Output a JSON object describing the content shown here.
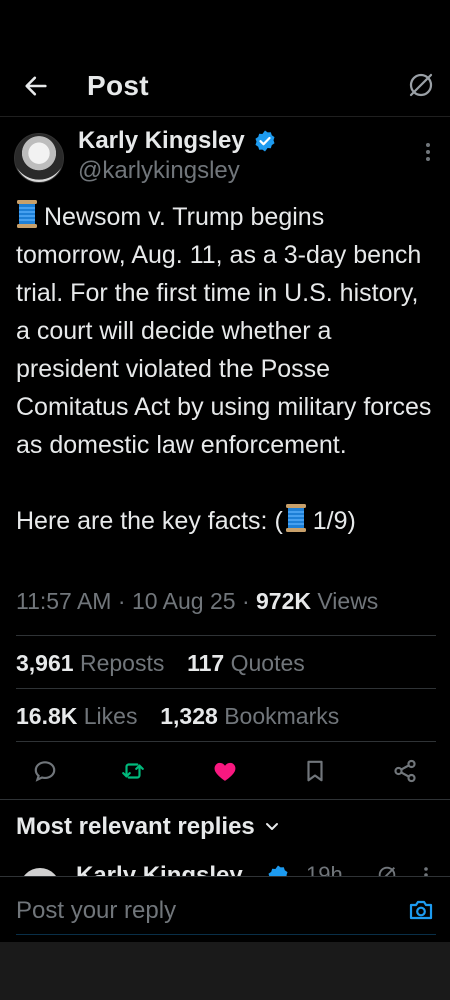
{
  "header": {
    "title": "Post"
  },
  "author": {
    "name": "Karly Kingsley",
    "handle": "@karlykingsley"
  },
  "tweet": {
    "paragraph1": "Newsom v. Trump begins tomorrow, Aug. 11, as a 3-day bench trial. For the first time in U.S. history, a court will decide whether a president violated the Posse Comitatus Act by using military forces as domestic law enforcement.",
    "paragraph2_prefix": "Here are the key facts: (",
    "paragraph2_suffix": "1/9)"
  },
  "meta": {
    "time": "11:57 AM",
    "date": "10 Aug 25",
    "views_count": "972K",
    "views_label": "Views"
  },
  "stats": {
    "reposts_count": "3,961",
    "reposts_label": "Reposts",
    "quotes_count": "117",
    "quotes_label": "Quotes",
    "likes_count": "16.8K",
    "likes_label": "Likes",
    "bookmarks_count": "1,328",
    "bookmarks_label": "Bookmarks"
  },
  "actions": {
    "icons": [
      "reply-icon",
      "repost-icon",
      "like-icon",
      "bookmark-icon",
      "share-icon"
    ],
    "like_color": "#f91880",
    "repost_color": "#00ba7c",
    "muted_color": "#71767b"
  },
  "replies": {
    "heading": "Most relevant replies",
    "peek_name": "Karly Kingsley",
    "peek_time": "19h"
  },
  "reply_bar": {
    "placeholder": "Post your reply"
  },
  "colors": {
    "background": "#000000",
    "text": "#e7e9ea",
    "muted": "#71767b",
    "accent": "#1d9bf0"
  }
}
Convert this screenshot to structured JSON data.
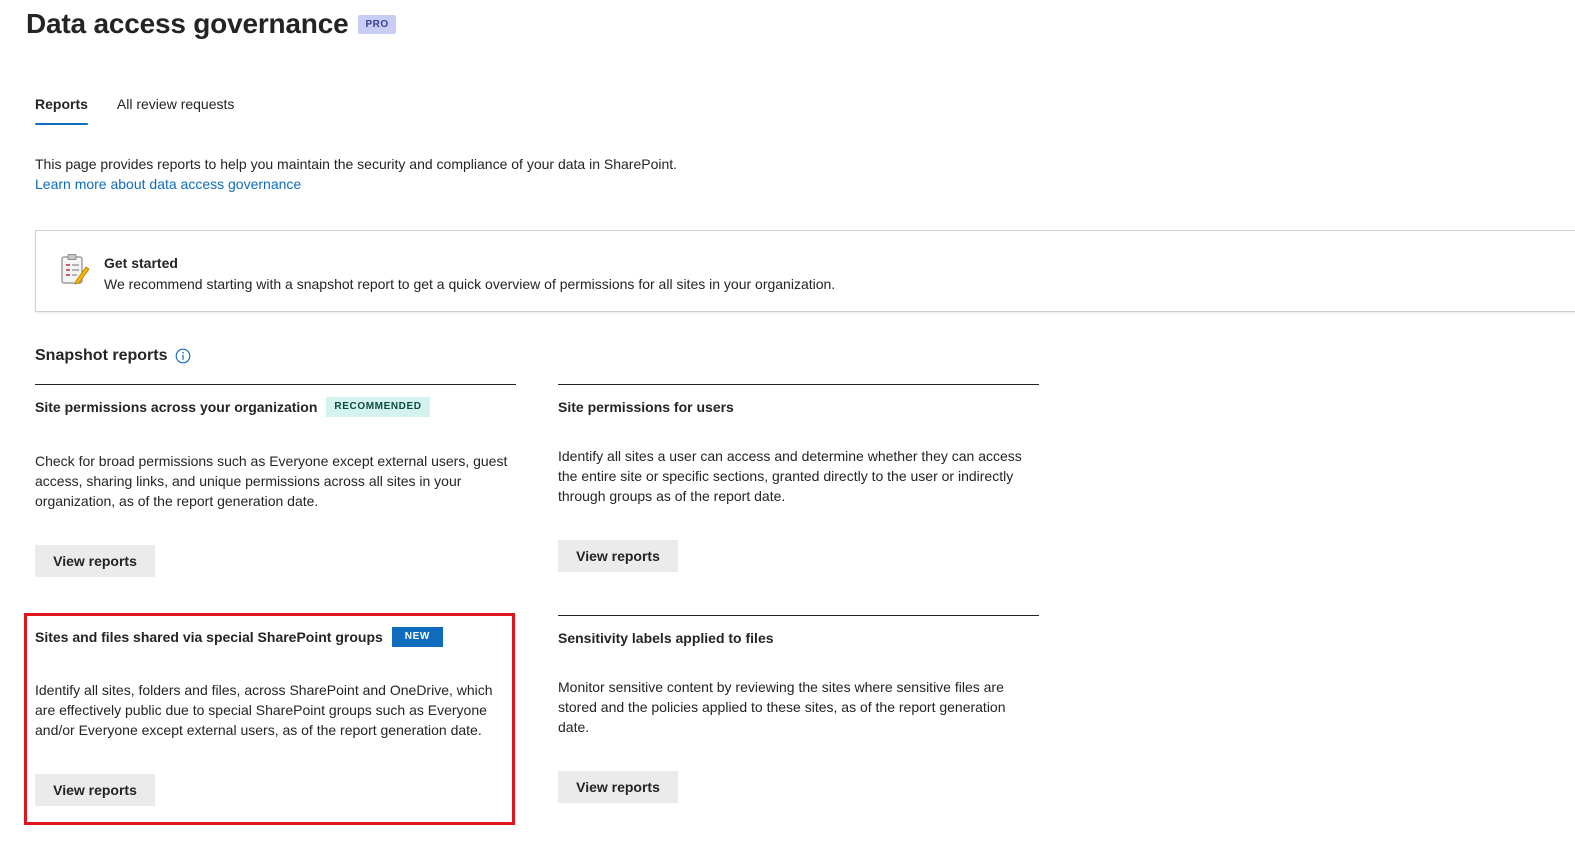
{
  "header": {
    "title": "Data access governance",
    "badge": "PRO"
  },
  "tabs": [
    {
      "label": "Reports",
      "active": true
    },
    {
      "label": "All review requests",
      "active": false
    }
  ],
  "intro": {
    "text": "This page provides reports to help you maintain the security and compliance of your data in SharePoint.",
    "link": "Learn more about data access governance"
  },
  "get_started": {
    "title": "Get started",
    "description": "We recommend starting with a snapshot report to get a quick overview of permissions for all sites in your organization."
  },
  "section": {
    "title": "Snapshot reports"
  },
  "cards": [
    {
      "title": "Site permissions across your organization",
      "badge": "RECOMMENDED",
      "description": "Check for broad permissions such as Everyone except external users, guest access, sharing links, and unique permissions across all sites in your organization, as of the report generation date.",
      "button": "View reports"
    },
    {
      "title": "Site permissions for users",
      "description": "Identify all sites a user can access and determine whether they can access the entire site or specific sections, granted directly to the user or indirectly through groups as of the report date.",
      "button": "View reports"
    },
    {
      "title": "Sites and files shared via special SharePoint groups",
      "badge": "NEW",
      "description": "Identify all sites, folders and files, across SharePoint and OneDrive, which are effectively public due to special SharePoint groups such as Everyone and/or Everyone except external users, as of the report generation date.",
      "button": "View reports"
    },
    {
      "title": "Sensitivity labels applied to files",
      "description": "Monitor sensitive content by reviewing the sites where sensitive files are stored and the policies applied to these sites, as of the report generation date.",
      "button": "View reports"
    }
  ],
  "colors": {
    "accent": "#0f6cbd",
    "highlight": "#e0161c",
    "recommended_bg": "#d4f3ee",
    "pro_bg": "#c7cdf5"
  }
}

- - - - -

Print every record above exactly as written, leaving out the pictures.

Output a JSON object describing the content shown here.
{
  "header": {
    "title": "Post"
  },
  "author": {
    "name": "Karly Kingsley",
    "handle": "@karlykingsley"
  },
  "tweet": {
    "paragraph1": "Newsom v. Trump begins tomorrow, Aug. 11, as a 3-day bench trial. For the first time in U.S. history, a court will decide whether a president violated the Posse Comitatus Act by using military forces as domestic law enforcement.",
    "paragraph2_prefix": "Here are the key facts: (",
    "paragraph2_suffix": "1/9)"
  },
  "meta": {
    "time": "11:57 AM",
    "date": "10 Aug 25",
    "views_count": "972K",
    "views_label": "Views"
  },
  "stats": {
    "reposts_count": "3,961",
    "reposts_label": "Reposts",
    "quotes_count": "117",
    "quotes_label": "Quotes",
    "likes_count": "16.8K",
    "likes_label": "Likes",
    "bookmarks_count": "1,328",
    "bookmarks_label": "Bookmarks"
  },
  "actions": {
    "icons": [
      "reply-icon",
      "repost-icon",
      "like-icon",
      "bookmark-icon",
      "share-icon"
    ],
    "like_color": "#f91880",
    "repost_color": "#00ba7c",
    "muted_color": "#71767b"
  },
  "replies": {
    "heading": "Most relevant replies",
    "peek_name": "Karly Kingsley",
    "peek_time": "19h"
  },
  "reply_bar": {
    "placeholder": "Post your reply"
  },
  "colors": {
    "background": "#000000",
    "text": "#e7e9ea",
    "muted": "#71767b",
    "accent": "#1d9bf0"
  }
}
Convert this screenshot to structured JSON data.
{
  "header": {
    "title": "Data access governance",
    "badge": "PRO"
  },
  "tabs": [
    {
      "label": "Reports",
      "active": true
    },
    {
      "label": "All review requests",
      "active": false
    }
  ],
  "intro": {
    "text": "This page provides reports to help you maintain the security and compliance of your data in SharePoint.",
    "link": "Learn more about data access governance"
  },
  "get_started": {
    "title": "Get started",
    "description": "We recommend starting with a snapshot report to get a quick overview of permissions for all sites in your organization."
  },
  "section": {
    "title": "Snapshot reports"
  },
  "cards": [
    {
      "title": "Site permissions across your organization",
      "badge": "RECOMMENDED",
      "description": "Check for broad permissions such as Everyone except external users, guest access, sharing links, and unique permissions across all sites in your organization, as of the report generation date.",
      "button": "View reports"
    },
    {
      "title": "Site permissions for users",
      "description": "Identify all sites a user can access and determine whether they can access the entire site or specific sections, granted directly to the user or indirectly through groups as of the report date.",
      "button": "View reports"
    },
    {
      "title": "Sites and files shared via special SharePoint groups",
      "badge": "NEW",
      "description": "Identify all sites, folders and files, across SharePoint and OneDrive, which are effectively public due to special SharePoint groups such as Everyone and/or Everyone except external users, as of the report generation date.",
      "button": "View reports"
    },
    {
      "title": "Sensitivity labels applied to files",
      "description": "Monitor sensitive content by reviewing the sites where sensitive files are stored and the policies applied to these sites, as of the report generation date.",
      "button": "View reports"
    }
  ],
  "colors": {
    "accent": "#0f6cbd",
    "highlight": "#e0161c",
    "recommended_bg": "#d4f3ee",
    "pro_bg": "#c7cdf5"
  }
}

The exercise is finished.